Last chance to see spawning Chinook salmon in Sacramento. What to look for at Nimbus hatchery

The final salmon egg taking of the season will be available for the public to view at the Nimbus Fish Hatchery next week, according to hatchery officials.

Egg-taking combines eggs from euthanized female fish with milt, which contains sperm, from male salmon. The fertilized eggs are then submerged in a water tank and later taken to a holding area in the hatchery to continue the fertilization process. The egg-taking is done to aid in the conservation of the species.

The process will be available for the public to view from 8 a.m. to 10 a.m. Dec. 11 and 14 at the hatchery located at 2001 Nimbus Road in Gold River.

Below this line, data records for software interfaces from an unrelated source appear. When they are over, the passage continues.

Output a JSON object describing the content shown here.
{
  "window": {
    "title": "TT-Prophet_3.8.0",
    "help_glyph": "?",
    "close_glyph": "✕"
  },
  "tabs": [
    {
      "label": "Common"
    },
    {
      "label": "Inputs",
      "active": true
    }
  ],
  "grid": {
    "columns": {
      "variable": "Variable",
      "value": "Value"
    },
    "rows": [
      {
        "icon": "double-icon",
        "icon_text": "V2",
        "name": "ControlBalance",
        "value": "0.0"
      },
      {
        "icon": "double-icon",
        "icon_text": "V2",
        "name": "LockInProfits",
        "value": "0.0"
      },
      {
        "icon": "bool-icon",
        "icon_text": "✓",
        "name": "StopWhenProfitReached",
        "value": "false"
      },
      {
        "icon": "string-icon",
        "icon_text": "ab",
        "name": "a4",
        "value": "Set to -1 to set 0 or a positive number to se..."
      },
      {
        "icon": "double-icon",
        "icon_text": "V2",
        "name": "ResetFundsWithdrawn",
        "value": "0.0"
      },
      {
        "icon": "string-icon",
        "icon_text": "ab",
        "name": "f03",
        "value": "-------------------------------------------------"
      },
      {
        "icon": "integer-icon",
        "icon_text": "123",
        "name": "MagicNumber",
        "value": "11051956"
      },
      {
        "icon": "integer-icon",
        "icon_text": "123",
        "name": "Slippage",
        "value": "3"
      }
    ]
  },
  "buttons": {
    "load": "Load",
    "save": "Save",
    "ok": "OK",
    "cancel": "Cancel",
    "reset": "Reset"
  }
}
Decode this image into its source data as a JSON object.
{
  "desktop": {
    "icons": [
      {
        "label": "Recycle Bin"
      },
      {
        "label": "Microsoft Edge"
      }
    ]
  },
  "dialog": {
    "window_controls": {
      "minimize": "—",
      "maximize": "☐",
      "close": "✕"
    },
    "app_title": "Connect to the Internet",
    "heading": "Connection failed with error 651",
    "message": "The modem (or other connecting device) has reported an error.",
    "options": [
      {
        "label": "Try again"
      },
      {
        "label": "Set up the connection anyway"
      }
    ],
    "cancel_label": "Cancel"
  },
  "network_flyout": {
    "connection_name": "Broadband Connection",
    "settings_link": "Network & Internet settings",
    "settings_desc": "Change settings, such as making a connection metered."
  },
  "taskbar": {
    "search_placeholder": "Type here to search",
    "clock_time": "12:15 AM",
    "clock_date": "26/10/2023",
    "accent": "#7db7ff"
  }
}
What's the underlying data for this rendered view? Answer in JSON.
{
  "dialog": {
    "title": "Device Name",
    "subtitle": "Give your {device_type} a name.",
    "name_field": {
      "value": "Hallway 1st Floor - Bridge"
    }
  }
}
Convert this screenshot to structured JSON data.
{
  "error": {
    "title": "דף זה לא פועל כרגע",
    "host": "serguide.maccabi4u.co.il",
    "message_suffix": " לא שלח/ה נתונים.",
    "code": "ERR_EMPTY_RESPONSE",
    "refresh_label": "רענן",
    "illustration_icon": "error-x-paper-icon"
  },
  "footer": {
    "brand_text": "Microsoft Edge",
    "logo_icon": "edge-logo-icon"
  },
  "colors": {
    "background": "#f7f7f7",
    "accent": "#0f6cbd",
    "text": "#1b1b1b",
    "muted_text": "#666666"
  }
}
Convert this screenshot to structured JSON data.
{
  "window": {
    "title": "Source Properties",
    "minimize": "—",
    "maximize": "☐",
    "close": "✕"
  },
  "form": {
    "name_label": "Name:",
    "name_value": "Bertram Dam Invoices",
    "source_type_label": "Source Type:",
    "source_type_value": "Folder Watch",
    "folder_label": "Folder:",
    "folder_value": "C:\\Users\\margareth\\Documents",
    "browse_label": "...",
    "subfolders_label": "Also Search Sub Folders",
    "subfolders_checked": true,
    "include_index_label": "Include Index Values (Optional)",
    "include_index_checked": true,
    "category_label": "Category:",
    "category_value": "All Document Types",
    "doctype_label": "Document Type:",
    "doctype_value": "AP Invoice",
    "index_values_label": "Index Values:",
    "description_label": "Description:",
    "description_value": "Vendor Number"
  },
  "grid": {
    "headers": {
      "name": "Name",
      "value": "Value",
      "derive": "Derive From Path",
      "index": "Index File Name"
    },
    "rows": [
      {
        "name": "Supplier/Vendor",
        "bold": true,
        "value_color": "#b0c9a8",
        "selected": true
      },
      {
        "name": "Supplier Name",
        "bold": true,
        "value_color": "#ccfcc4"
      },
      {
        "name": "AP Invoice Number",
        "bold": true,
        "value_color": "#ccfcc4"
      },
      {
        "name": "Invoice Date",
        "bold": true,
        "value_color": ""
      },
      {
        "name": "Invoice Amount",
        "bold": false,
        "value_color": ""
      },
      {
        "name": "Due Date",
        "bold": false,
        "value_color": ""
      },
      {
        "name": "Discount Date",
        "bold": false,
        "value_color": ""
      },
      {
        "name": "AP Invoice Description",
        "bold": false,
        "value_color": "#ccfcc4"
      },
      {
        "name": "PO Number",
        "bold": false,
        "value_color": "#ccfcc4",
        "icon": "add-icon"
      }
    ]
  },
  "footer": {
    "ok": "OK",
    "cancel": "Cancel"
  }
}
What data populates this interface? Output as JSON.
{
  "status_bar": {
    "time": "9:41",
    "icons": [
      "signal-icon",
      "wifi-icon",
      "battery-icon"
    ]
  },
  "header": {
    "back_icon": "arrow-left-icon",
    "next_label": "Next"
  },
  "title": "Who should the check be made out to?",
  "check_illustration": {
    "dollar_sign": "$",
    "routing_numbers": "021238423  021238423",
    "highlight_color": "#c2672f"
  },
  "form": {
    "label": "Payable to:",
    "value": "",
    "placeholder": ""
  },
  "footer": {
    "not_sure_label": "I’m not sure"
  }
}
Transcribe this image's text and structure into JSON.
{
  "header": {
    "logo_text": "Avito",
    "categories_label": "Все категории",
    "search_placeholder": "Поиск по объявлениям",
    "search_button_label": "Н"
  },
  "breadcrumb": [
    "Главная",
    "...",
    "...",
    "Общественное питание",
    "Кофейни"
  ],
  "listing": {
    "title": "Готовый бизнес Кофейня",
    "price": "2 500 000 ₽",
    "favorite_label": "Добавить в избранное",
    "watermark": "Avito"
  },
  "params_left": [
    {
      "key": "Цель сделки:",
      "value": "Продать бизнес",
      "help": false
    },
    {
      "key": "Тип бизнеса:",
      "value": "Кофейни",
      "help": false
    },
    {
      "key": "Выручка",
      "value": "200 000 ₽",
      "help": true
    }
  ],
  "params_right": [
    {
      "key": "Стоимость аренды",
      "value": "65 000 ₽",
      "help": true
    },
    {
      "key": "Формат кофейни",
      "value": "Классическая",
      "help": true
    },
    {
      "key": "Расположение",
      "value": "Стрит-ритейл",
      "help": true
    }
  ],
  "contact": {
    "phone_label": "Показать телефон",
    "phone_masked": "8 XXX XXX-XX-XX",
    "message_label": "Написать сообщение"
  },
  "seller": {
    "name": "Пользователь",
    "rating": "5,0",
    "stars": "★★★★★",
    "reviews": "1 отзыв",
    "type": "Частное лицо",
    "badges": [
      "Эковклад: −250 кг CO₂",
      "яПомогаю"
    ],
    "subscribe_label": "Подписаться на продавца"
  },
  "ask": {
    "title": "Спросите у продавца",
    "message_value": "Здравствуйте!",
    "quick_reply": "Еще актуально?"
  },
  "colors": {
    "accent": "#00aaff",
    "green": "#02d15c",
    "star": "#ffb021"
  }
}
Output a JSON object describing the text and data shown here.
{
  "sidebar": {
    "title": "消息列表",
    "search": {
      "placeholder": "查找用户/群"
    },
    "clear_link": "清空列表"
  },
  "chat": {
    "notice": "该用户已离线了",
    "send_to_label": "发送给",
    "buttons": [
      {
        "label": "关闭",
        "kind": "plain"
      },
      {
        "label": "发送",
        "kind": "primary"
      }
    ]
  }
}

Although late in the season, dozens of Chinook salmon can still be seen swimming up the fish ladder at the hatchery’s visitor center. After the conclusion of salmon spawning, the ladder will remain open through the winter for the migration of steelhead trout.

California Department of Fish and Wildlife workers harvest eggs from salmon at the Nimbus Fish Hatchery in Gold River in 2017. Visitors can watch the process this year from 8 a.m. to 10 a.m. Dec. 11 and 14 at the hatchery located at 2001 Nimbus Road in Gold River.
California Department of Fish and Wildlife workers harvest eggs from salmon at the Nimbus Fish Hatchery in Gold River in 2017. Visitors can watch the process this year from 8 a.m. to 10 a.m. Dec. 11 and 14 at the hatchery located at 2001 Nimbus Road in Gold River.

The opening of the fish ladder was delayed this year because of a “water management issue” upriver, officials said.

The water flowing down the American River is released from Folsom Lake through Folsom Dam.

Officials with the U.S. Bureau of Reclamation, which manages the dam, said at the time the issue was low oxygen levels in the lower American River.

Levi Johnson, the federal agency’s Central Valley operations manager, said water was being released from Folsom Dam to mix with water flowing from the power generators that, when combined, better aerates the water and lowers the temperature.

Water also was being released from the Nimbus Dam to help boost oxygenation and improve conditions for the migrating salmon, he said.

Johnson said the dam operations do not interfere with the salmon.

Salmon selected for egg taking are in better supply this year because of the closure of recreational and commercial Chinook salmon fishing seasons along much of the West Coast.

Salmon that have been processed for their eggs wait to be shipped in 2018 at the Nimbus Fish Hatchery. Visitors can watch the process this year from 8 a.m. to 10 a.m. Dec. 11 and 14 at the hatchery located at 2001 Nimbus Road in Gold River.
Salmon that have been processed for their eggs wait to be shipped in 2018 at the Nimbus Fish Hatchery. Visitors can watch the process this year from 8 a.m. to 10 a.m. Dec. 11 and 14 at the hatchery located at 2001 Nimbus Road in Gold River.

The California Department of Fish and Wildlife ended the season after biologists recorded low numbers of returning adult salmon to the state’s waterways this spring. Last year, 60,000 of an expected 196,000 adult fish returned to the Sacramento River to spawn, officials from the Department of Fish and Wildlife said.

State officials blame much of the population decline on yearslong drought conditions that have damaged salmon habitats across the western United States. Trade organizations such as the Pacific Coast Federation of Fishermen’s Associations have also called into question the water policy decisions of state and federal leaders that they say have exacerbated the habitat loss.

In response, state fish hatcheries — including Nimbus — have raised 23 million fall-run Chinook salmon through egg-taking efforts. The fish were then released into coastal bays to improve adult populations for future seasons.

Ocean and in-river fishing seasons will be re-evaluated in 2024, the Department of Fish and Wildlife said in a news release.